If you dig into a program you will find that the commands are a series of codes that instruct the computer how to react to information or requests the user puts into it. On a voting machine, such as the Diebold model, that is easy since only a couple of options are given at any one point. The programmer however can control by command if the machine will record the input information incorrectly or as the person entering it put it in.
Perhaps you will understand a simpler illustration. I lived in Las Vegas, Nevada in the early 1990s and went to a church there that had several Air Force military personnel attending. One man had at one time served on the crews of the Air Force Thunderbird Demonstration Team. Ron retired while we were there and wanted to find a steady job to keep him busy and earn income. At the time the school that trained people how to service the electronic slot machines was advertising for new students who would go to work for the casinos after they graduated from the school.

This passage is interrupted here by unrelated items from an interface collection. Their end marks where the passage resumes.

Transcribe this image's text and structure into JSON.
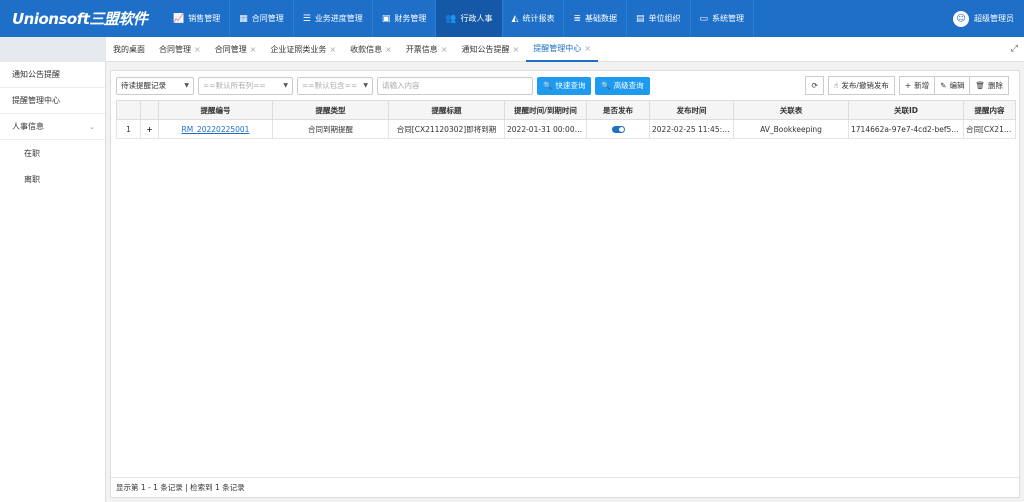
{
  "app": {
    "logo_text": "Unionsoft三盟软件"
  },
  "nav": [
    {
      "label": "销售管理",
      "icon": "chart-icon",
      "glyph": "📈"
    },
    {
      "label": "合同管理",
      "icon": "grid-icon",
      "glyph": "▦"
    },
    {
      "label": "业务进度管理",
      "icon": "sliders-icon",
      "glyph": "☰"
    },
    {
      "label": "财务管理",
      "icon": "money-icon",
      "glyph": "▣"
    },
    {
      "label": "行政人事",
      "icon": "users-icon",
      "glyph": "👥"
    },
    {
      "label": "统计报表",
      "icon": "area-chart-icon",
      "glyph": "◭"
    },
    {
      "label": "基础数据",
      "icon": "database-icon",
      "glyph": "≣"
    },
    {
      "label": "单位组织",
      "icon": "org-icon",
      "glyph": "▤"
    },
    {
      "label": "系统管理",
      "icon": "monitor-icon",
      "glyph": "▭"
    }
  ],
  "nav_active": 4,
  "user": {
    "name": "超级管理员"
  },
  "sidebar": {
    "items": [
      {
        "label": "通知公告提醒"
      },
      {
        "label": "提醒管理中心"
      },
      {
        "label": "人事信息"
      },
      {
        "label": "在职"
      },
      {
        "label": "离职"
      }
    ]
  },
  "tabs": [
    {
      "label": "我的桌面",
      "closable": false
    },
    {
      "label": "合同管理",
      "closable": true
    },
    {
      "label": "合同管理",
      "closable": true
    },
    {
      "label": "企业证照类业务",
      "closable": true
    },
    {
      "label": "收款信息",
      "closable": true
    },
    {
      "label": "开票信息",
      "closable": true
    },
    {
      "label": "通知公告提醒",
      "closable": true
    },
    {
      "label": "提醒管理中心",
      "closable": true
    }
  ],
  "tab_active": 7,
  "filters": {
    "record_type": "待读提醒记录",
    "column": "==默认所有列==",
    "match": "==默认包含==",
    "search_placeholder": "请输入内容",
    "quick_search": "快速查询",
    "advanced_search": "高级查询"
  },
  "toolbar": {
    "publish": "发布/撤销发布",
    "add": "新增",
    "edit": "编辑",
    "delete": "删除"
  },
  "table": {
    "headers": [
      "提醒编号",
      "提醒类型",
      "提醒标题",
      "提醒时间/到期时间",
      "是否发布",
      "发布时间",
      "关联表",
      "关联ID",
      "提醒内容"
    ],
    "rows": [
      {
        "index": "1",
        "code": "RM_20220225001",
        "type": "合同到期提醒",
        "title": "合同[CX21120302]即将到期",
        "time": "2022-01-31 00:00:00",
        "published": true,
        "publish_time": "2022-02-25 11:45:48",
        "table": "AV_Bookkeeping",
        "ref_id": "1714662a-97e7-4cd2-bef5-f...",
        "content": "合同[CX21120..."
      }
    ]
  },
  "footer": {
    "text": "显示第 1 - 1 条记录 | 检索到 1 条记录"
  }
}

Ron applied and got accepted into the school. In a conversation one day he told me he was learning a lot about how the casinos operated and how they determined when and how the machines paid off. You see, in Nevada if you operated slot machines of any kind they are required by law to pay off about 87% of the take. So, the machines (remember they are just sophisticated computers) are programmed to pay off at a certain point of their operation.
Now transfer that method to programming voting machines. It doesn’t take much imagination to know that the IT personnel who program the machines can tell them to switch votes on certain candidates. They will deny that but that is how it works. So, was there purposeful voting corruption in Chicago and Baltimore? You be the judge. I personally think there was.